We also have ordered chickens for this spring, and will have to build a coop in the next month or so... but I guess that is another blog!

Tuesday, August 25, 2009

Not this year

Well, I can't say that our bee experience has been a good one.. in fact it seems to keep going downhill. Now, end of August and still no bees. And in fact the guy we ordered from has not gotten them in either and is not expecting them until April....

Also the Bee-club has decided that we killed our bees so they will not give us another swarm (not directly said, but this is the result) We are blacklisted at the bee club. The last meeting was so frustrating we have decided not to return. They were not supportive of Top-Bar hives anyway. In fact the whole of the club seems to be run by this one guy who is a commercial beekeeper and sells all equipment etc. Since we didn't buy equipment from him, we are obviously wrong, and killed our bees.

SO, our adventure continues. If we got bees this late we would be feeding them throughout the winter anyway.. and we don't want to do that. So we will order now, early, and get them in April. And not from the guy that we ordered from this year. He was ordering them elsewhere anyway, so why not cut out the middleman....

SO all you patient friends and wanna bee bee keepers... check back in the spring as I'm sure there will be no developments until then.

Tuesday, June 30, 2009

Our First Colony

About time for a bee update.

We have been very disappointed because the bees that we ordered to assure that we would get bees this spring, never got delivered. By now that guy is telling us it will be mid July. This is all due to being down on the a long list of customers for the guy selling the bees.

In the meantime we put ourselves on the swarm list to get a free local feral colony. With all the water we have gotten this spring the bees are multiplying like crazy, and it's now swarm season. We got a call Tuesday night, asking if we still wanted a swarm... Yes! The guy said "Great I'm going out to collect it in the morning. I'll call if it turns out to be a viable colony and you can come pick it up." Well in the morning we got call from person B asking if we wanted a swarm.. So of course I told person B that we were already getting one we hoped from caller A. She said "Ok, but a bee in hand is worth two in the bush" (I just made that up..) that is not exactly what she said... but I thought, humm what if the Guy A comes home empty handed or his swarm is not viable.... I'd better accept Caller B's bees. So Mike was off to pick them up.

We brought them home and put them in our waiting hive. Mike actually thought they were rather lethargic.

The next morning there were many dead bees on the door stoop of the hive. On Friday, when I returned from Albuquerque, I peeked in the window to find only few bees moving inside.. Bummer!

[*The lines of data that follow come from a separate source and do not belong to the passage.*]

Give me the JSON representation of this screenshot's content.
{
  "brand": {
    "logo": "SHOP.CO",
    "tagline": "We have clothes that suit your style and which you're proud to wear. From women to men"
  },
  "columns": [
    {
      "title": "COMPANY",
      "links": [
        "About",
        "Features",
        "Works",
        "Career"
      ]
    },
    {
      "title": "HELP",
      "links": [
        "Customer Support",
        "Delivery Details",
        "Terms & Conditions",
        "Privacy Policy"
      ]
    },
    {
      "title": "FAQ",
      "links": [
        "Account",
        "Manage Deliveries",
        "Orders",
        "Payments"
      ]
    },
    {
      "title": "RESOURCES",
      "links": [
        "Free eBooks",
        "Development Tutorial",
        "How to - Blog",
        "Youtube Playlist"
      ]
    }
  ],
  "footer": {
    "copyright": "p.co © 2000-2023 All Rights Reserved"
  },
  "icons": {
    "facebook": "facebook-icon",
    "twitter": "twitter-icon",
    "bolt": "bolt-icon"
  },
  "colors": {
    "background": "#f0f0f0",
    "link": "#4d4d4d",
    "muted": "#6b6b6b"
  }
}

On Saturday we opened up the hive and found piles of dead bees, about 24 live bees clustered together, but no queen that we can identify. We cleaned them up and tonight (Tuesday) there are still 24 bees hanging around, which I really don't understand since they are Queenless, but they are also not building comb, so need to ask someone about that.

When we called people in the bee club the concensus is that they must have been sprayed with insecticide before they called the swarm control, even though the people said they did not. But it is pretty abnormal for bees to die like that.

So we are back on the swarm list, and now we have cancelled our order for bees... so keep your fingers crossed. (Of course guy A told me too bad that I hadn't stayed with his swarm, because it was a HUGE swarm.... yeah whatever!)